Gluten, she says, is overhyped as a dangerous and toxic component in food, and many naively believe by cutting it out, they’re feeding their kids a healthier diet that has the potential to prevent CD. But, according to Reilly, gluten-free packaged foods frequently contain more fat and sugar per serving compared to their gluten-containing competitors.

"Out of concern for their children's health, parents sometimes place their children on a gluten-free diet in the belief that it relieves symptoms, can prevent CD, or is a healthy alternative without prior testing for CD or consultation with a dietitian,” Reilly said.

Gluten is a protein found in wheat, rye, and barley that is regularly consumed by the general public with no negative side effects. But for every one in 100 people diagnosed with CD throughout the world, gluten becomes a toxic substance in the body, according to the Celiac Disease Foundation. Their immune system attacks the small intestine, damaging the villi, which are responsible for absorbing nutrients from the food being digested.

According to Reilly, one of the widely misconceived notions about the gluten-free diet is that it’s a healthy lifestyle choice bereft of drawbacks. When in reality, experts don’t know enough about how gluten affects the body’s metabolism and digestion to know if it does or doesn’t increase fat, calorie intake, or contribute to nutritional deficiencies. The Children’s Digestive Health and Nutrition Foundation agrees: Just because the food product is gluten-free doesn’t mean that it is a healthy alternative to foods that contain gluten, it says.

“Parents should be counseled as to the possible financial, social, and nutritional consequences of unnecessary implementation of a gluten-free diet." Reilly concluded. “Health care providers may not be able to end the [gluten-free diet] fad, but can certainly begin to play a larger role in educating parents and preventing nutritional deficiencies in those choosing to stay-gluten free.”

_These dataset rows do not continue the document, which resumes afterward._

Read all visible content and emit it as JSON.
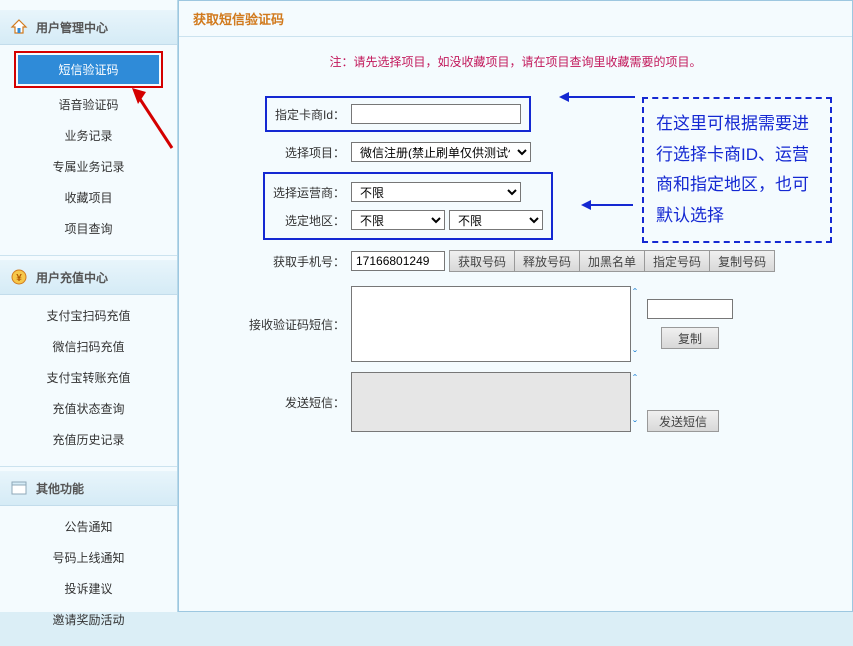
{
  "sidebar": {
    "section1": {
      "title": "用户管理中心",
      "items": [
        "短信验证码",
        "语音验证码",
        "业务记录",
        "专属业务记录",
        "收藏项目",
        "项目查询"
      ],
      "activeIndex": 0
    },
    "section2": {
      "title": "用户充值中心",
      "items": [
        "支付宝扫码充值",
        "微信扫码充值",
        "支付宝转账充值",
        "充值状态查询",
        "充值历史记录"
      ]
    },
    "section3": {
      "title": "其他功能",
      "items": [
        "公告通知",
        "号码上线通知",
        "投诉建议",
        "邀请奖励活动"
      ]
    }
  },
  "main": {
    "title": "获取短信验证码",
    "note": "注：请先选择项目，如没收藏项目，请在项目查询里收藏需要的项目。",
    "labels": {
      "cardId": "指定卡商Id：",
      "project": "选择项目：",
      "carrier": "选择运营商：",
      "region": "选定地区：",
      "getPhone": "获取手机号：",
      "recvSms": "接收验证码短信：",
      "sendSms": "发送短信："
    },
    "values": {
      "cardId": "",
      "project": "微信注册(禁止刷单仅供测试使",
      "carrier": "不限",
      "region1": "不限",
      "region2": "不限",
      "phone": "17166801249",
      "recvSms": "",
      "copyText": "",
      "sendSms": ""
    },
    "buttons": {
      "getNumber": "获取号码",
      "releaseNumber": "释放号码",
      "blacklist": "加黑名单",
      "specifyNumber": "指定号码",
      "copyNumber": "复制号码",
      "copy": "复制",
      "sendSms": "发送短信"
    },
    "annotation": "在这里可根据需要进行选择卡商ID、运营商和指定地区，也可默认选择"
  }
}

Source: Reilly NR. The Gluten-free Diet: Recognizing Fact, Fiction, and Fad. Journal of Pediatrics. 2016.